*Extracted records*:
<<<<

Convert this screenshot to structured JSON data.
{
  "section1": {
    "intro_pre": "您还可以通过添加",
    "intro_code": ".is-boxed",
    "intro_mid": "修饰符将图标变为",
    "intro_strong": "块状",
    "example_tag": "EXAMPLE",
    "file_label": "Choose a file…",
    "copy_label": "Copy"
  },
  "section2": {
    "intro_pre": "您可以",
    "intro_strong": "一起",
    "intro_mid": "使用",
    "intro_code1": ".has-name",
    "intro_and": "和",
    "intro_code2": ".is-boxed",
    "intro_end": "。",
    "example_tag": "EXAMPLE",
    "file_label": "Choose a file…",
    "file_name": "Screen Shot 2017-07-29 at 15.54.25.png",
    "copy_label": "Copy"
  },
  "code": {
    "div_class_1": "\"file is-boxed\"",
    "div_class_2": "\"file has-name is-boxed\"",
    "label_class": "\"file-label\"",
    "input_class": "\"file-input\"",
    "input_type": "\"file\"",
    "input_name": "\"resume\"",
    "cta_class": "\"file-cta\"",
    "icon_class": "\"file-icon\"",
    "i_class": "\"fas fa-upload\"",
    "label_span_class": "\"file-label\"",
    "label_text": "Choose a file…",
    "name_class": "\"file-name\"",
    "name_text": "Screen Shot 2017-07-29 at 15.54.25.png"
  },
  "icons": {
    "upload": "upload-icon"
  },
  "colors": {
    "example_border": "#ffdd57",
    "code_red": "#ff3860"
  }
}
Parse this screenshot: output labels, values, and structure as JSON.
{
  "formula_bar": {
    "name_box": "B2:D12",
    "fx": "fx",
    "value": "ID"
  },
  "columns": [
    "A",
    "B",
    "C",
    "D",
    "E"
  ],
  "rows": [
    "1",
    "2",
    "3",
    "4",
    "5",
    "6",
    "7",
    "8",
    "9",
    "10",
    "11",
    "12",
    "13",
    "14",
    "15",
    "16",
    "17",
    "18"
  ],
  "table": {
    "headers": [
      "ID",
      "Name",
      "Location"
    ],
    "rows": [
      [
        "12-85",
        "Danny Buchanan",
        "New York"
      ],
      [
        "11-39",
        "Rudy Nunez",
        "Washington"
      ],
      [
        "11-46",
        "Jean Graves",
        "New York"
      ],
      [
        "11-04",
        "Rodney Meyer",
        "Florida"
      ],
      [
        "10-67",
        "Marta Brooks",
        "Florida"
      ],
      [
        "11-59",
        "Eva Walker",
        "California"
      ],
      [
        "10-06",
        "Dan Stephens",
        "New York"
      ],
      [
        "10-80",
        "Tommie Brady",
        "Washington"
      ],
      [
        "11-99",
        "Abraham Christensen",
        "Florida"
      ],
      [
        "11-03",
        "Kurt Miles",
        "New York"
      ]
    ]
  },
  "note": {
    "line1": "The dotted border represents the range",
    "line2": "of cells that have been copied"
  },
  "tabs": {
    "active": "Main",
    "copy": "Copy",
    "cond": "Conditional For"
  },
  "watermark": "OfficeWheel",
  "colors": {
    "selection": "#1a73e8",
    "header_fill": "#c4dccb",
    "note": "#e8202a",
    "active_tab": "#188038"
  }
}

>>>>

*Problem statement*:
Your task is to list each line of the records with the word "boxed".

*Response area*:
    "intro_code": ".is-boxed",
    "intro_code2": ".is-boxed",
    "div_class_1": "\"file is-boxed\"",
    "div_class_2": "\"file has-name is-boxed\"",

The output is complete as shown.